YOUR INSTRUCTIONS:
Omit the pictures, then reproduce every remaining record exactly.

#### ENTRIES SHOWN

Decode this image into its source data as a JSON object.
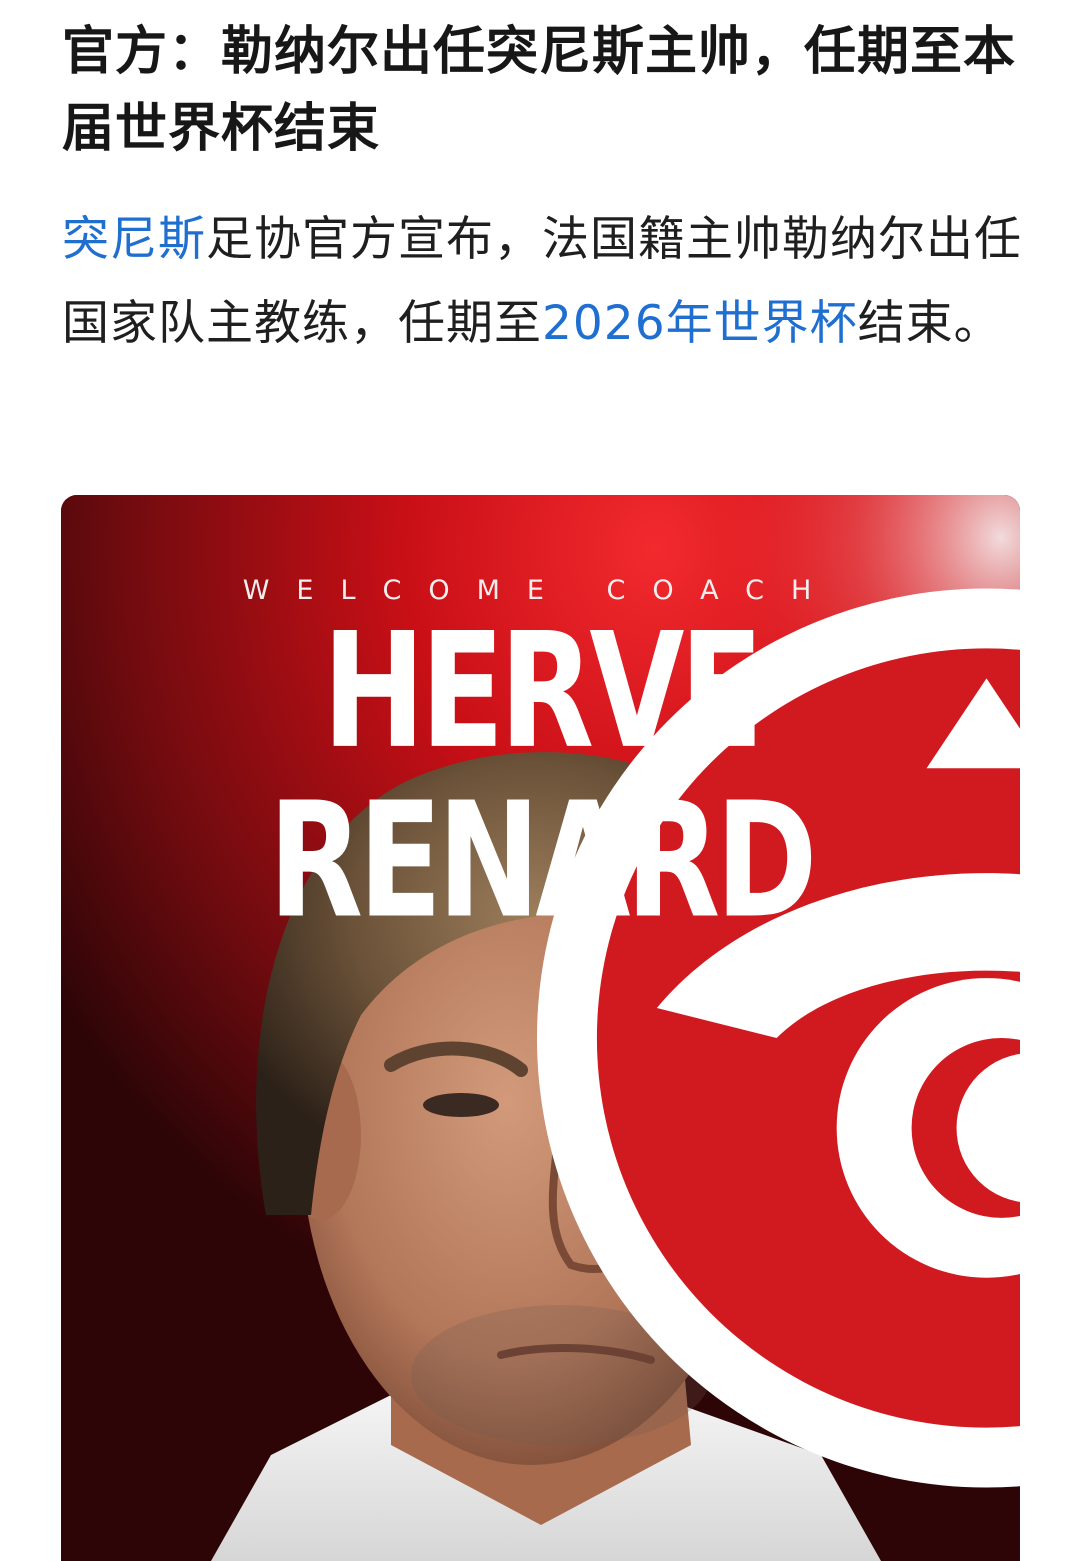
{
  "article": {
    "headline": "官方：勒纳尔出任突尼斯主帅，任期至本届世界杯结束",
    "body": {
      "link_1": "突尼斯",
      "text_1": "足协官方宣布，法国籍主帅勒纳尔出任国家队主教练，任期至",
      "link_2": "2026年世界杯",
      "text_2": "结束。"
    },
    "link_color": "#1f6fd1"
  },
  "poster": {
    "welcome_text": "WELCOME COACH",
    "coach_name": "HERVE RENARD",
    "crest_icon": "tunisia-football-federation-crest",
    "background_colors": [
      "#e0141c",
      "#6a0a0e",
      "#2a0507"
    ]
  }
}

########

SOLUTION:
Decode this image into its source data as a JSON object.
{
  "article": {
    "headline": "官方：勒纳尔出任突尼斯主帅，任期至本届世界杯结束",
    "body": {
      "link_1": "突尼斯",
      "text_1": "足协官方宣布，法国籍主帅勒纳尔出任国家队主教练，任期至",
      "link_2": "2026年世界杯",
      "text_2": "结束。"
    },
    "link_color": "#1f6fd1"
  },
  "poster": {
    "welcome_text": "WELCOME COACH",
    "coach_name": "HERVE RENARD",
    "crest_icon": "tunisia-football-federation-crest",
    "background_colors": [
      "#e0141c",
      "#6a0a0e",
      "#2a0507"
    ]
  }
}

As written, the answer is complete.